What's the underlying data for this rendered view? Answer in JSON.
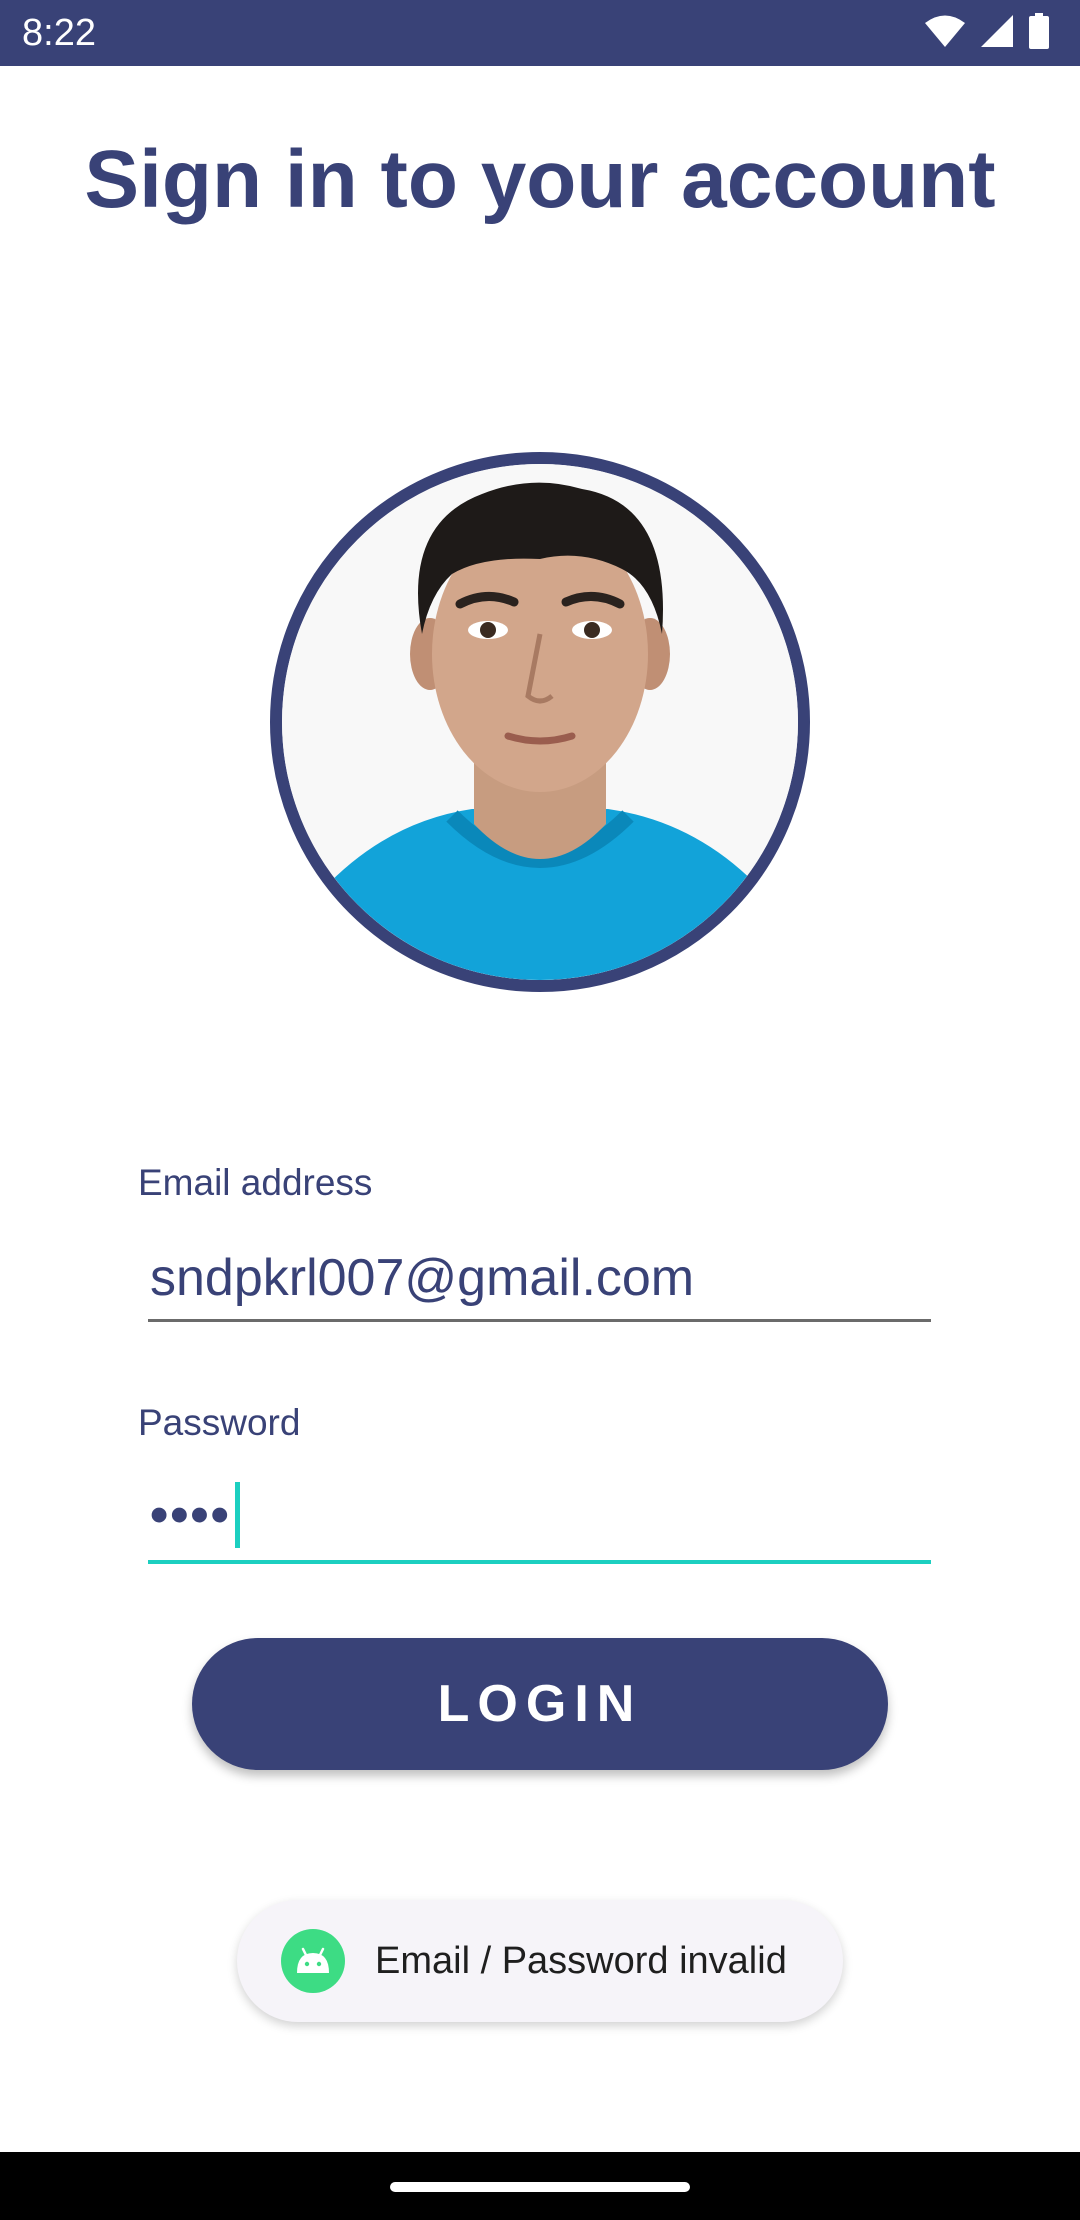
{
  "status_bar": {
    "time": "8:22",
    "icons": [
      "wifi-icon",
      "cell-signal-icon",
      "battery-icon"
    ],
    "background": "#394277"
  },
  "page": {
    "title": "Sign in to your account",
    "avatar_icon": "profile-photo",
    "accent_color": "#394277",
    "focus_color": "#1ccfc0"
  },
  "form": {
    "email_label": "Email address",
    "email_value": "sndpkrl007@gmail.com",
    "password_label": "Password",
    "password_value": "••••",
    "login_label": "LOGIN"
  },
  "toast": {
    "icon": "android-icon",
    "message": "Email / Password invalid"
  }
}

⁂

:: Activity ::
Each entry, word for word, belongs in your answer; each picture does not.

:: Answer area ::
What's the underlying data for this rendered view? Answer in JSON.
{
  "status_bar": {
    "time": "8:22",
    "icons": [
      "wifi-icon",
      "cell-signal-icon",
      "battery-icon"
    ],
    "background": "#394277"
  },
  "page": {
    "title": "Sign in to your account",
    "avatar_icon": "profile-photo",
    "accent_color": "#394277",
    "focus_color": "#1ccfc0"
  },
  "form": {
    "email_label": "Email address",
    "email_value": "sndpkrl007@gmail.com",
    "password_label": "Password",
    "password_value": "••••",
    "login_label": "LOGIN"
  },
  "toast": {
    "icon": "android-icon",
    "message": "Email / Password invalid"
  }
}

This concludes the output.